Review: 'Greater Tuna' offers stinging commentary from Station OKKK

12:36 PM, Dec 17, 2012

Greg Pragel and Eddie Staver III each play several roles in Downstairs Cabaret's production of 'Greater Tuna.' (Photo provided by DCT)/

Written By Leah Stacy

Not everything is bigger in Texas.

The Lone Star state has hundreds of small towns dotted throughout its 268,800 square miles, each inch brimming with larger-than-life personalities.

One of those small towns, albeit fictional, is the focus of Downstairs Cabaret Theatre’s production of Greater Tuna.

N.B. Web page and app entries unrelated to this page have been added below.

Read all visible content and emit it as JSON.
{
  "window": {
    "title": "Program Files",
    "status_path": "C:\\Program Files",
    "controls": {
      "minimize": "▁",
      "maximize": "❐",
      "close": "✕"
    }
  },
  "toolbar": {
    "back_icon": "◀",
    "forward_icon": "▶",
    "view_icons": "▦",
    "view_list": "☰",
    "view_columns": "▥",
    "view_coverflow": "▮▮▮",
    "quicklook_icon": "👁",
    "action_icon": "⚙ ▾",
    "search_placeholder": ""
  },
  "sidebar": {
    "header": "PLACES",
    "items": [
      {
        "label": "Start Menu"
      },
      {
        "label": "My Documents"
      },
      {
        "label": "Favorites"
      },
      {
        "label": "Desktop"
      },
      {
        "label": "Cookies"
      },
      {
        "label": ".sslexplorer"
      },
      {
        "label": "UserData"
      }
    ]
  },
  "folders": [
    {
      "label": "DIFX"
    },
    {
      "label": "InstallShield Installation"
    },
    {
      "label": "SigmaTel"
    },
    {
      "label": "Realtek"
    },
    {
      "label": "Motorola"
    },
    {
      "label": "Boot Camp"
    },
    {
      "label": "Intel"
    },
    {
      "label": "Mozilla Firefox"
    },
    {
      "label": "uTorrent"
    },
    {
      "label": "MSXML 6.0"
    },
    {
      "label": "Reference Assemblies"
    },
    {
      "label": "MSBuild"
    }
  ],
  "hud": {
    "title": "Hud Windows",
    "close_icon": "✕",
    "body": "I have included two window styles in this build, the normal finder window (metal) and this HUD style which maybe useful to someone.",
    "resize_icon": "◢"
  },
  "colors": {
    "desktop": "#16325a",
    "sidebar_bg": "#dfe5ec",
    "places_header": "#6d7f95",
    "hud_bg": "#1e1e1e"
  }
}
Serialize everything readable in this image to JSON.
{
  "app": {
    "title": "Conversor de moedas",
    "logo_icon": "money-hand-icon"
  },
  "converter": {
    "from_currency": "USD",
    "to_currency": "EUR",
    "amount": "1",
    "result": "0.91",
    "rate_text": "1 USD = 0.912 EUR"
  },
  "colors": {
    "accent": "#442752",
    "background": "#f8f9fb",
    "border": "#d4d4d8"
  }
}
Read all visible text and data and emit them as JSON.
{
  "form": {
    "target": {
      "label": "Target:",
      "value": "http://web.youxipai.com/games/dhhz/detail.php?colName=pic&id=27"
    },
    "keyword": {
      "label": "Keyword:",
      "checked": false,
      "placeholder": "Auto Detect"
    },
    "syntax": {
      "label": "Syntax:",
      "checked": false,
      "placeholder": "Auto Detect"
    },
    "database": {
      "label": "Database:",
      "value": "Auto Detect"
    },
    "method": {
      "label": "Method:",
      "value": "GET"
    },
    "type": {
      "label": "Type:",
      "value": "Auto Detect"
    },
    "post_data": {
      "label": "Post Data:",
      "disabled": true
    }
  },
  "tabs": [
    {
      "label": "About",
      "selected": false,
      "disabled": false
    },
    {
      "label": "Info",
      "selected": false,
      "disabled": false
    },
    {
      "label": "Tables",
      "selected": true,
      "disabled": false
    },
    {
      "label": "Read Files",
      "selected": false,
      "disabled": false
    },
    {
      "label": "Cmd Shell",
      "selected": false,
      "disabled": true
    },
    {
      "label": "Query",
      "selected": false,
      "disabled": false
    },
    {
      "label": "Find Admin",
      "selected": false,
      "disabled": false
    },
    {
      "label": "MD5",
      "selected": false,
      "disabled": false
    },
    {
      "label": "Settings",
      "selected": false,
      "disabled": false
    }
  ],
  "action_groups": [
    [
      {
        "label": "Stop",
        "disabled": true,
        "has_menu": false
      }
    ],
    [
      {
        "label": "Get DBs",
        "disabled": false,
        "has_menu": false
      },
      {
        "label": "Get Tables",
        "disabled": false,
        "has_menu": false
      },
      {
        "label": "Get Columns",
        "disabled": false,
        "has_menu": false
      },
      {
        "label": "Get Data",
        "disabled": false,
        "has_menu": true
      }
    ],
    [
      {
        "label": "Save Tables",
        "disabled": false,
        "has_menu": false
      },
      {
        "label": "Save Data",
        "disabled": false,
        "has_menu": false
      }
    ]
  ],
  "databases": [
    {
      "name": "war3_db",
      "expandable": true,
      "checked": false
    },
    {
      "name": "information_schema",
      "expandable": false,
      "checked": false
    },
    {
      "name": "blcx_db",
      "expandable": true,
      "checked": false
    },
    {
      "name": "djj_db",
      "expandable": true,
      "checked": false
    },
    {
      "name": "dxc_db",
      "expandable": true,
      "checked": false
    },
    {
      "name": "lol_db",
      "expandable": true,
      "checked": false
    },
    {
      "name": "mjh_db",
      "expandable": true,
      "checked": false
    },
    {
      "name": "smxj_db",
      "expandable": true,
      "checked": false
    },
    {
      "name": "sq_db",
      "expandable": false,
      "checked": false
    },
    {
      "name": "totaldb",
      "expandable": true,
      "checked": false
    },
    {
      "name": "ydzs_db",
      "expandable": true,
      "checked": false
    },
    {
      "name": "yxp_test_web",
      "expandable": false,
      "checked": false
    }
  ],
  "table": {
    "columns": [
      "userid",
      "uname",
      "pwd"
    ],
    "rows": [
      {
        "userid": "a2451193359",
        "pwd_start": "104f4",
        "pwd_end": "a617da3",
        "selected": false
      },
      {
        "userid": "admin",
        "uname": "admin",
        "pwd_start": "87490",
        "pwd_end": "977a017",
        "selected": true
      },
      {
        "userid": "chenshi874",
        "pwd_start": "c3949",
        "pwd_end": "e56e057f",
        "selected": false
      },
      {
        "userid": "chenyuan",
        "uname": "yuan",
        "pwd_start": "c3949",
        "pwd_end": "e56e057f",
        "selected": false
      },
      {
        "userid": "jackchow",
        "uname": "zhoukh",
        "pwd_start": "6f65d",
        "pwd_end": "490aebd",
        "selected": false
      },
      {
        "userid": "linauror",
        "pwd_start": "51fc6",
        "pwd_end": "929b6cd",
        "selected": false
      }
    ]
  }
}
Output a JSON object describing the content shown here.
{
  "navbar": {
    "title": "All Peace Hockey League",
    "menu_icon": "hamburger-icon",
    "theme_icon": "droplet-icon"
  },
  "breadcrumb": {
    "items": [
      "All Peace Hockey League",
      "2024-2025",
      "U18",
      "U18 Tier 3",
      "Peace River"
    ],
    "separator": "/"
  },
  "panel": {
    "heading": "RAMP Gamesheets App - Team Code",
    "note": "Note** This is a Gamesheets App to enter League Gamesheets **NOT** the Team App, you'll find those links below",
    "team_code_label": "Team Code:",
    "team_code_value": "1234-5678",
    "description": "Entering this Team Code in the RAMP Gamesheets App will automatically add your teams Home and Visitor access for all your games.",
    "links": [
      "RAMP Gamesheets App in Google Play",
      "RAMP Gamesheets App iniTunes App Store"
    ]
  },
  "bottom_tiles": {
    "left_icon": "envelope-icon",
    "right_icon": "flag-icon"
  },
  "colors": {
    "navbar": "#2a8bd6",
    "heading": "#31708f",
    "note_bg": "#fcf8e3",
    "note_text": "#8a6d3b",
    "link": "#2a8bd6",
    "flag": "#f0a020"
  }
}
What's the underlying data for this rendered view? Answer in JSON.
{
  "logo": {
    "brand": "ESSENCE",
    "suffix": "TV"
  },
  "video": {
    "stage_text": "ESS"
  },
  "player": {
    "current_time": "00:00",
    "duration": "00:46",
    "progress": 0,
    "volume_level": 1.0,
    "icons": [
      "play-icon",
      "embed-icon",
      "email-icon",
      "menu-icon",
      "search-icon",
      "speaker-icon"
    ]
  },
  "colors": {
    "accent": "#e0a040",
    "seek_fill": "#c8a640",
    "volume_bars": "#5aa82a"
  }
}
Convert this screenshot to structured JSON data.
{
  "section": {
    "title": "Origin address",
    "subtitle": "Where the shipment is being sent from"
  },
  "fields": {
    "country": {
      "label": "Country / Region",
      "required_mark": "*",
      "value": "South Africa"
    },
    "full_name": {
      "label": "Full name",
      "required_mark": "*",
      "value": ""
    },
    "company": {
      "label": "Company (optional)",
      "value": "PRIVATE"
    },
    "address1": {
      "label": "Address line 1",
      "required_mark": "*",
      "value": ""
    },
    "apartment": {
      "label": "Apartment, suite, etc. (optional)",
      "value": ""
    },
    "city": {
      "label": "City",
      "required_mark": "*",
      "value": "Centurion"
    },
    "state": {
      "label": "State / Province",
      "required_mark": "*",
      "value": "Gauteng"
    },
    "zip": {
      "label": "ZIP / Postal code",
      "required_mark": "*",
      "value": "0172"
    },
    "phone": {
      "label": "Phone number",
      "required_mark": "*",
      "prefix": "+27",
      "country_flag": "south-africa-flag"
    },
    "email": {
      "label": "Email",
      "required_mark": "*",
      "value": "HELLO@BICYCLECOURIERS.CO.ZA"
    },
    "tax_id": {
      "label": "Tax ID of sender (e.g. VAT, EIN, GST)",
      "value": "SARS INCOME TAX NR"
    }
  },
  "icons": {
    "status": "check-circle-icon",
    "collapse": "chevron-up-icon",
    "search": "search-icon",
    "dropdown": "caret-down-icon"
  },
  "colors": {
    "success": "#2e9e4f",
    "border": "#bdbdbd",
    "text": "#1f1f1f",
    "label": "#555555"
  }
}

Greater Tuna premiered in 1981 and has been on stages across the country ever since — by 1985, it was the most-produced show in North America. With its trademark cast of two males playing more than 20 roles (varying in gender and age), the two-hour performance was ahead of its time in regard to economic, tour-friendly productions. It was so popular that it spawned three additional versions: A Tuna Christmas (on stage right now at RAPA East End Theatre), Red, White and Tuna,” and Tuna Does Vegas.

The original actors (and co-writers), Joe Sears and Jaston Williams, developed a solid fan base and continued to tour each version up until this fall, when they took a break to work on personal projects. The third co-writer, Ed Howard, still directs.

Tuna, Texas, is full of big hair and bigotry: It’s a weighty commentary on small-town mentalities and stereotypes. Bible camp, political scandal, unrequited love and conservative activism are all broadcast from Station OKKK.

DCT’s production stars Eddie Staver III and Buffalo native Greg Pragel, an energetic duo that populate the show with delightfully ridiculous characters. Watching the actors’ transformations into Petey Fisk of The Greater Humane Society of Tuna, who rescues local ducks, and Mrs. Bertha Bumiller, the conservative Baptist housewife who secretly wishes her cheatin’ husband would have a stroke, is like watching a series of caricatures come to life. It’s a lightness that allows for costume and wig mishaps, inevitable during quick changes.

Jay Moscowitz’s set creates spot-on atmosphere, from mustard and mauve-colored walls adorned with tacky plaques and gilt-framed photos of country stars and starlets to the “patio,” a hearty nod to ’80s design with folding metal lawn chairs and a white lattice trellis coated in colored Christmas lights and faux flowers.

Props are imagined — easily so, due to the improv expertise of Staver and Pragel —and range from rotary phones to cigarettes and a massive number of puppies.

Pragel is especially deft at switching characters and vocal intonations, but shines most as Stanley Bumiller, a murderous (yet loveable) teenage rebel. Staver provides less vocal variety, but his depiction of spunky, osteoporosis-ridden Pearl Burras and the disingenuous Rev. Spikes are side-splitting.

Several moments were nearly interrupted by audience cellphones and malfunctioning moustaches, but neither actor lost a beat. To their credit, they quickly turned the mishaps to comedic moments or refocused the attention (not to mention they’re both impressively adept at walking in high heels).

Greater Tuna has been called the darkest in the Tuna series, but it’s a dark humor if anything, and satisfyingly satirical.In the words of the Station OKKK DJs, “If you find someplace you like better than Tuna, Texas, move.”

For Rochester audiences, it’s a place you should definitely visit.